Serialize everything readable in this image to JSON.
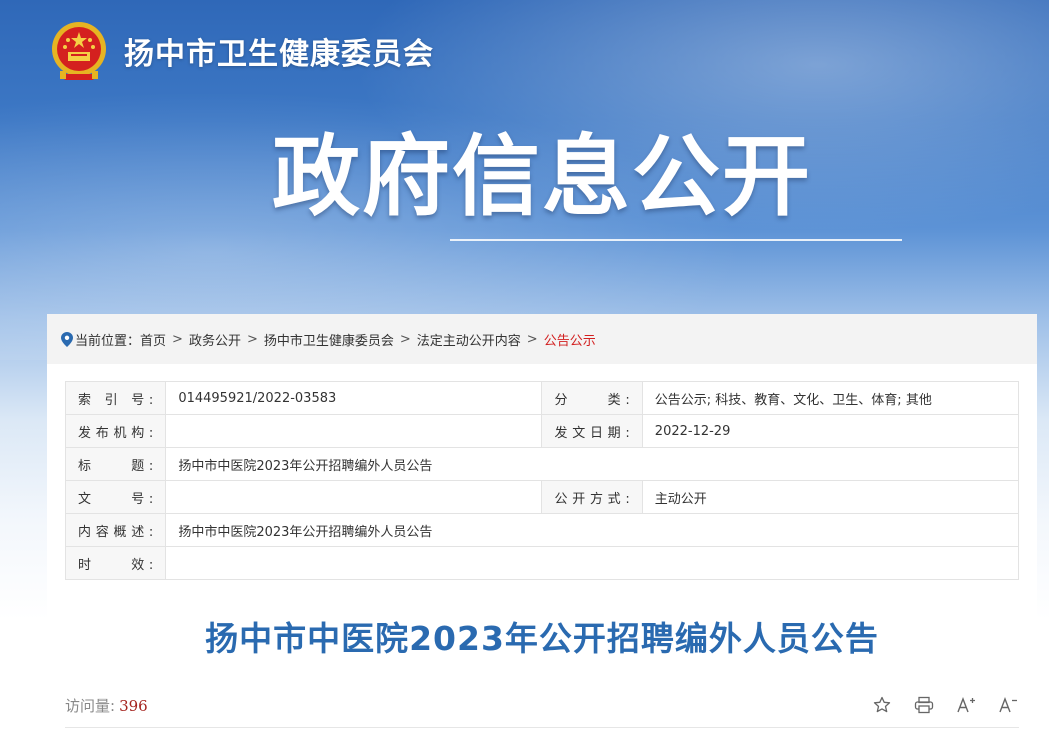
{
  "header": {
    "site_title": "扬中市卫生健康委员会"
  },
  "banner": {
    "title": "政府信息公开"
  },
  "breadcrumb": {
    "prefix": "当前位置：",
    "items": [
      "首页",
      "政务公开",
      "扬中市卫生健康委员会",
      "法定主动公开内容"
    ],
    "current": "公告公示",
    "separator": ">"
  },
  "meta": {
    "index_label": "索 引 号:",
    "index_value": "014495921/2022-03583",
    "category_label": "分　　类:",
    "category_value": "公告公示;  科技、教育、文化、卫生、体育;  其他",
    "publisher_label": "发布机构:",
    "publisher_value": "",
    "date_label": "发文日期:",
    "date_value": "2022-12-29",
    "title_label": "标　　题:",
    "title_value": "扬中市中医院2023年公开招聘编外人员公告",
    "docno_label": "文　　号:",
    "docno_value": "",
    "method_label": "公开方式:",
    "method_value": "主动公开",
    "summary_label": "内容概述:",
    "summary_value": "扬中市中医院2023年公开招聘编外人员公告",
    "validity_label": "时　　效:",
    "validity_value": ""
  },
  "article": {
    "title": "扬中市中医院2023年公开招聘编外人员公告",
    "visits_label": "访问量:",
    "visits_count": "396"
  },
  "colors": {
    "accent_blue": "#2a6ab0",
    "current_red": "#d21f1f",
    "visit_red": "#a5241f"
  },
  "icons": [
    "national-emblem-icon",
    "location-pin-icon",
    "star-icon",
    "print-icon",
    "font-increase-icon",
    "font-decrease-icon"
  ]
}
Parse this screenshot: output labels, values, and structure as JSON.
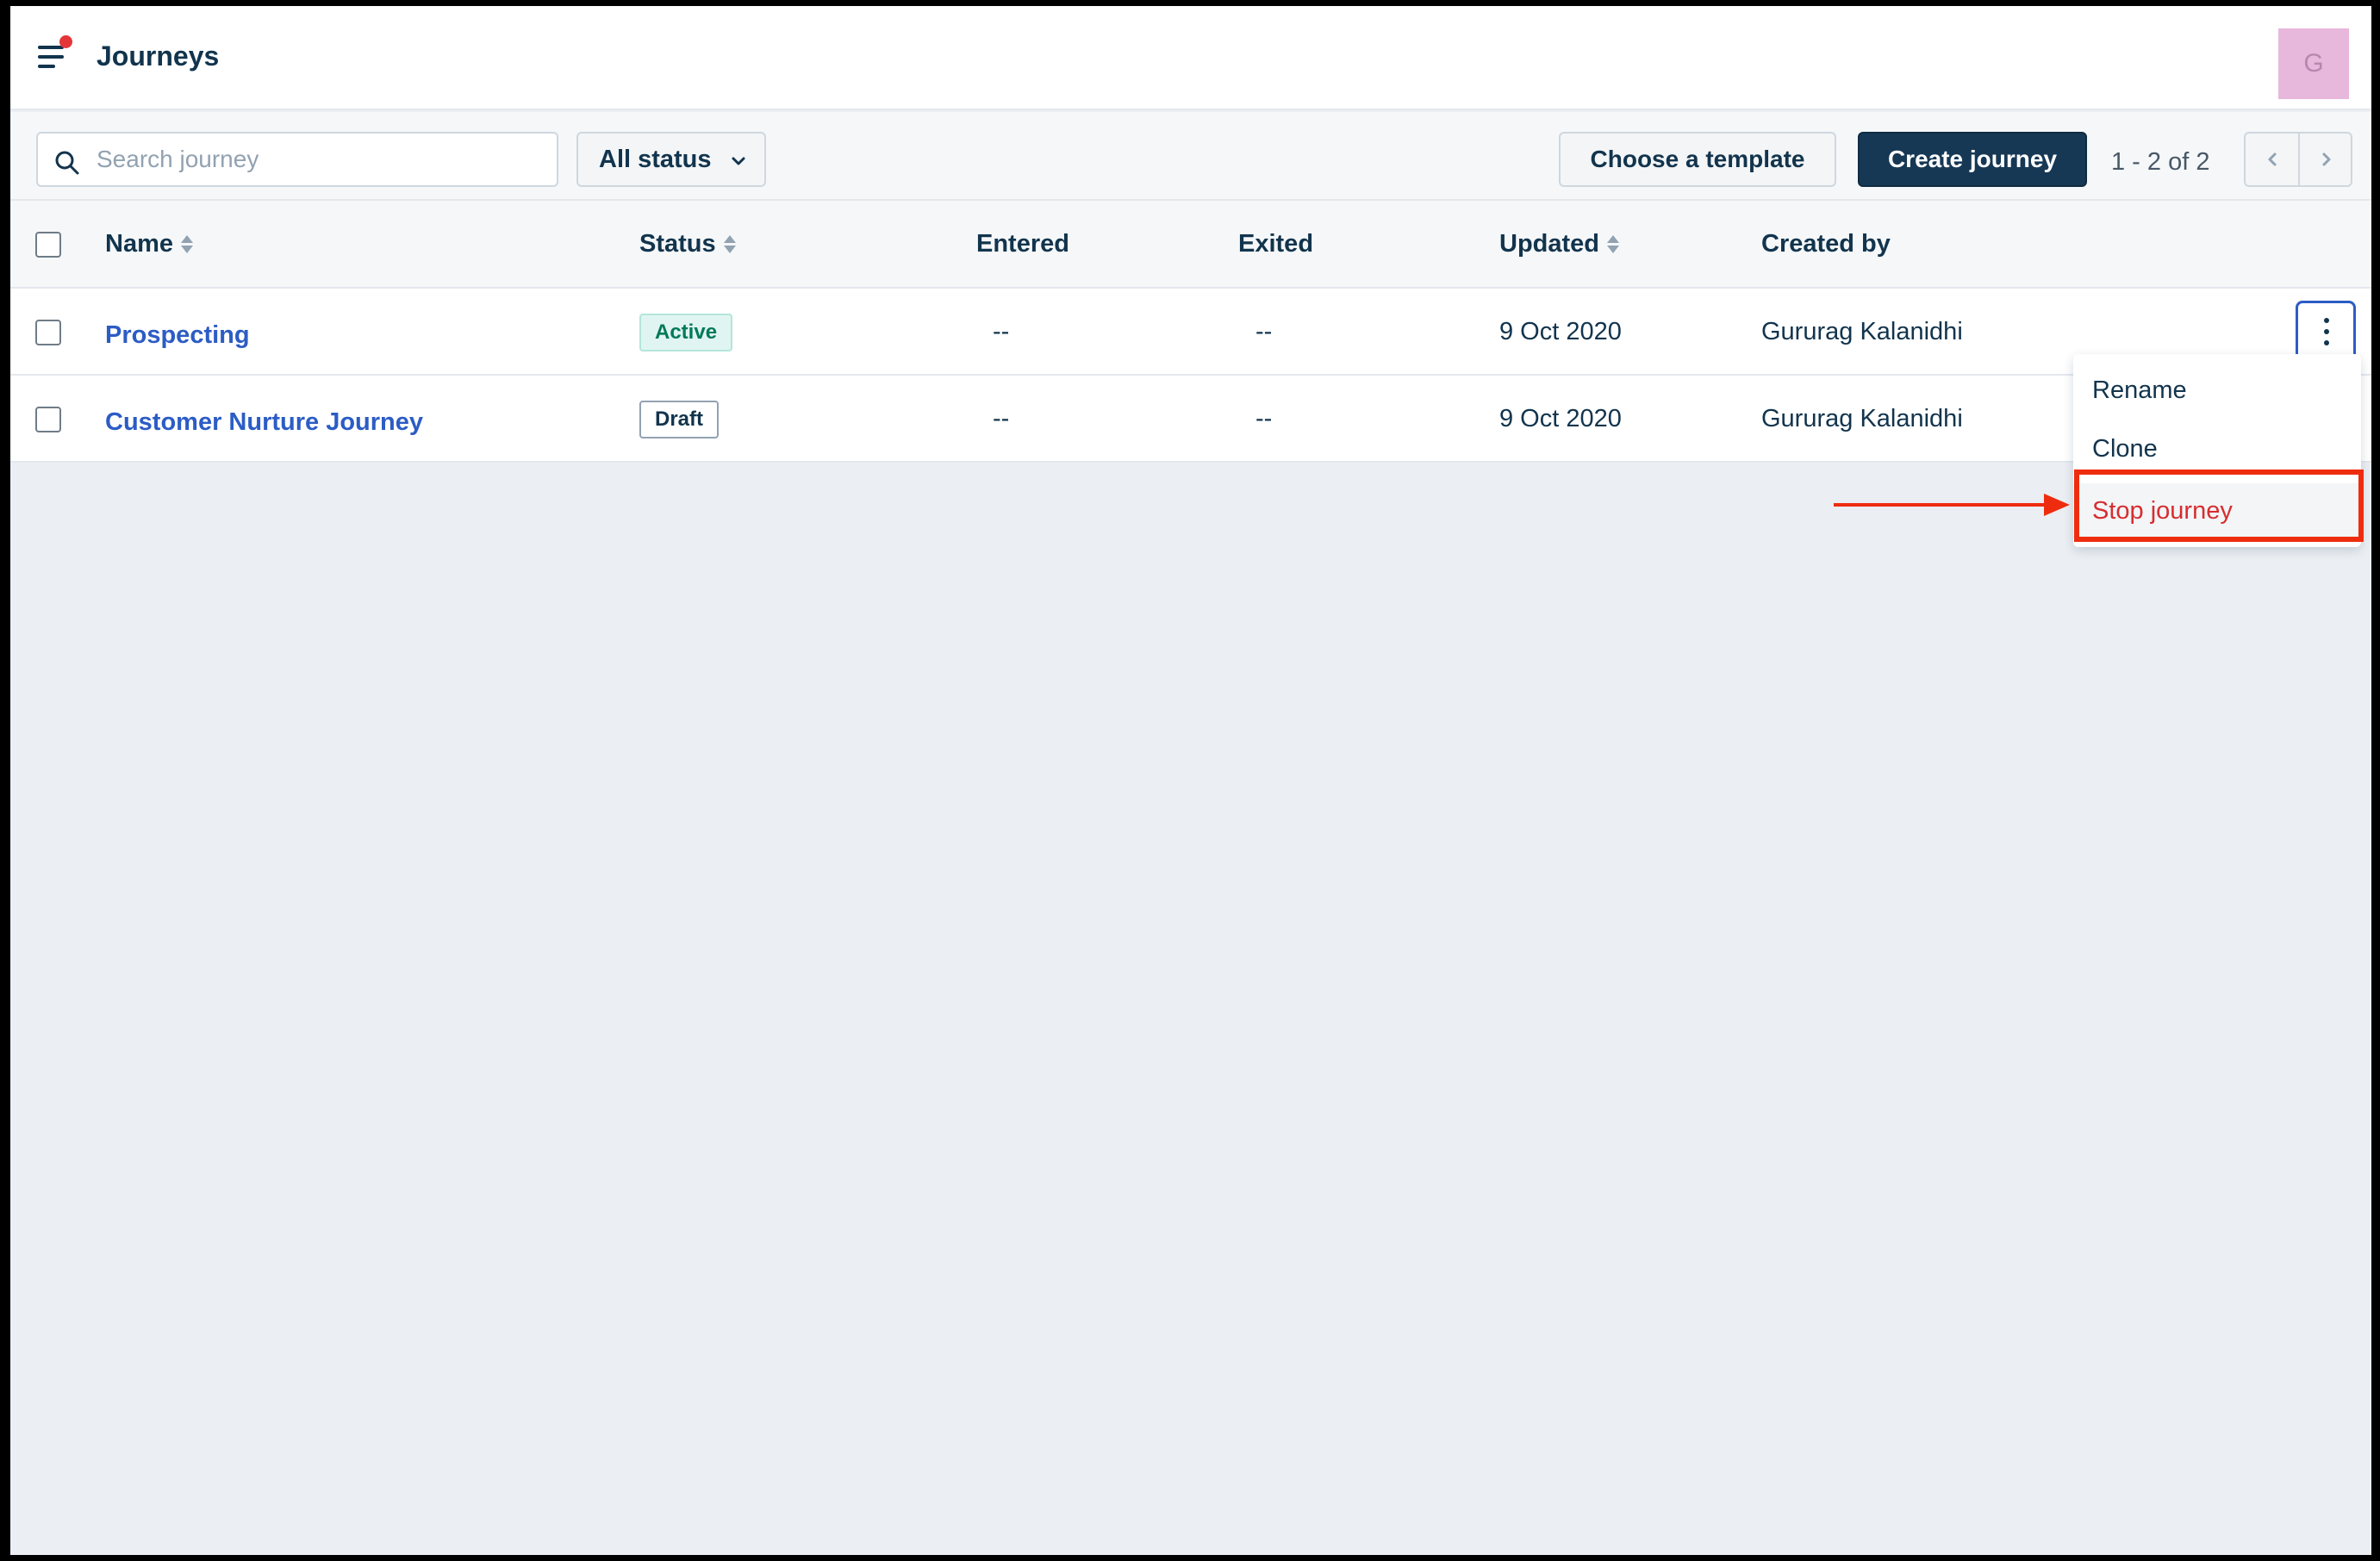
{
  "header": {
    "title": "Journeys",
    "avatar_initial": "G",
    "notification_color": "#e43538"
  },
  "toolbar": {
    "search_placeholder": "Search journey",
    "status_filter": "All status",
    "choose_template": "Choose a template",
    "create_journey": "Create journey",
    "pagination": "1 - 2 of 2"
  },
  "table": {
    "columns": {
      "name": "Name",
      "status": "Status",
      "entered": "Entered",
      "exited": "Exited",
      "updated": "Updated",
      "created_by": "Created by"
    },
    "rows": [
      {
        "name": "Prospecting",
        "status": "Active",
        "entered": "--",
        "exited": "--",
        "updated": "9 Oct 2020",
        "created_by": "Gururag Kalanidhi"
      },
      {
        "name": "Customer Nurture Journey",
        "status": "Draft",
        "entered": "--",
        "exited": "--",
        "updated": "9 Oct 2020",
        "created_by": "Gururag Kalanidhi"
      }
    ]
  },
  "row_menu": {
    "items": [
      "Rename",
      "Clone",
      "Stop journey"
    ]
  },
  "colors": {
    "primary": "#163854",
    "link": "#2c5cc5",
    "annotation": "#ee2d0f",
    "danger": "#d72d30"
  }
}
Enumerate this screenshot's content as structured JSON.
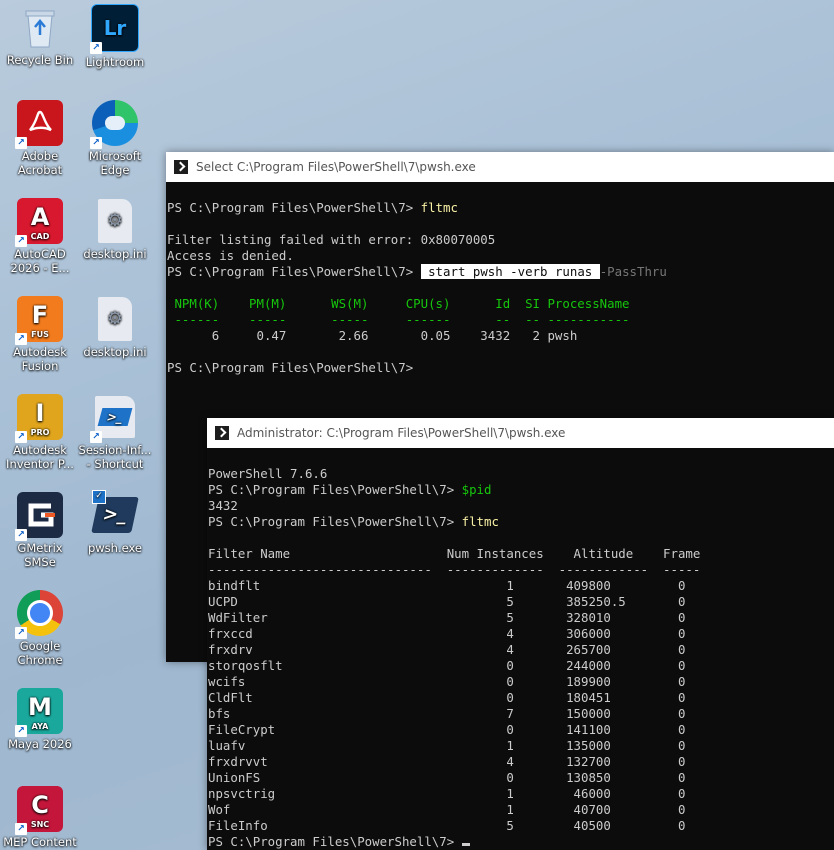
{
  "desktop_icons": [
    {
      "label": "Recycle Bin",
      "icon": "recycle-bin-icon"
    },
    {
      "label": "Lightroom",
      "icon": "lightroom-icon",
      "text": "Lr"
    },
    {
      "label": "Adobe Acrobat",
      "icon": "acrobat-icon"
    },
    {
      "label": "Microsoft Edge",
      "icon": "edge-icon"
    },
    {
      "label": "AutoCAD 2026 - E...",
      "icon": "autocad-icon",
      "text": "A",
      "sub": "CAD"
    },
    {
      "label": "desktop.ini",
      "icon": "ini-file-icon"
    },
    {
      "label": "Autodesk Fusion",
      "icon": "fusion-icon",
      "text": "F",
      "sub": "FUS"
    },
    {
      "label": "desktop.ini",
      "icon": "ini-file-icon"
    },
    {
      "label": "Autodesk Inventor P...",
      "icon": "inventor-icon",
      "text": "I",
      "sub": "PRO"
    },
    {
      "label": "Session-Inf... - Shortcut",
      "icon": "powershell-shortcut-icon"
    },
    {
      "label": "GMetrix SMSe",
      "icon": "gmetrix-icon"
    },
    {
      "label": "pwsh.exe",
      "icon": "powershell-icon"
    },
    {
      "label": "Google Chrome",
      "icon": "chrome-icon"
    },
    {
      "label": "Maya 2026",
      "icon": "maya-icon",
      "text": "M",
      "sub": "AYA"
    },
    {
      "label": "MEP Content",
      "icon": "mep-content-icon",
      "text": "C",
      "sub": "SNC"
    }
  ],
  "window1": {
    "title": "Select C:\\Program Files\\PowerShell\\7\\pwsh.exe",
    "prompt": "PS C:\\Program Files\\PowerShell\\7> ",
    "cmd1": "fltmc",
    "err1": "Filter listing failed with error: 0x80070005",
    "err2": "Access is denied.",
    "cmd2_start": " start",
    "cmd2_pwsh": " pwsh",
    "cmd2_verb": " -verb",
    "cmd2_runas": " runas ",
    "cmd2_passthru": "-PassThru",
    "table_header": " NPM(K)    PM(M)      WS(M)     CPU(s)      Id  SI ProcessName",
    "table_sep": " ------    -----      -----     ------      --  -- -----------",
    "table_row": "      6     0.47       2.66       0.05    3432   2 pwsh",
    "final_prompt": "PS C:\\Program Files\\PowerShell\\7>"
  },
  "window2": {
    "title": "Administrator: C:\\Program Files\\PowerShell\\7\\pwsh.exe",
    "version": "PowerShell 7.6.6",
    "prompt": "PS C:\\Program Files\\PowerShell\\7> ",
    "cmd1": "$pid",
    "pid_output": "3432",
    "cmd2": "fltmc",
    "header": "Filter Name                     Num Instances    Altitude    Frame",
    "separator": "------------------------------  -------------  ------------  -----",
    "rows": [
      "bindflt                                 1       409800         0",
      "UCPD                                    5       385250.5       0",
      "WdFilter                                5       328010         0",
      "frxccd                                  4       306000         0",
      "frxdrv                                  4       265700         0",
      "storqosflt                              0       244000         0",
      "wcifs                                   0       189900         0",
      "CldFlt                                  0       180451         0",
      "bfs                                     7       150000         0",
      "FileCrypt                               0       141100         0",
      "luafv                                   1       135000         0",
      "frxdrvvt                                4       132700         0",
      "UnionFS                                 0       130850         0",
      "npsvctrig                               1        46000         0",
      "Wof                                     1        40700         0",
      "FileInfo                                5        40500         0"
    ],
    "final_prompt": "PS C:\\Program Files\\PowerShell\\7> "
  }
}
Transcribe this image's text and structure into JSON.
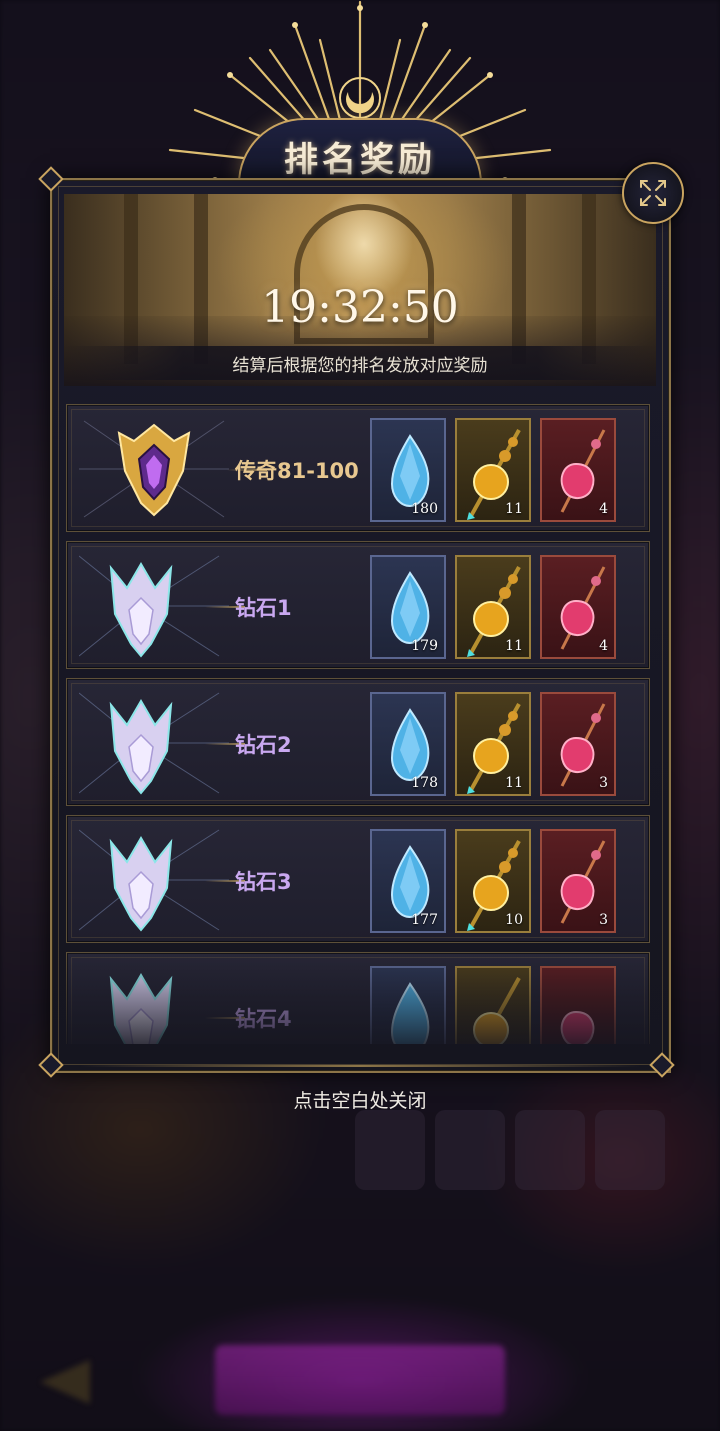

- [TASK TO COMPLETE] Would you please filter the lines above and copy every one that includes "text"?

- [COMPLETED EXERCISE]
      "text": "Lr"
      "text": "A",
      "text": "F",
      "text": "I",
      "text": "M",
      "text": "C",
Transcribe this image's text and structure into JSON.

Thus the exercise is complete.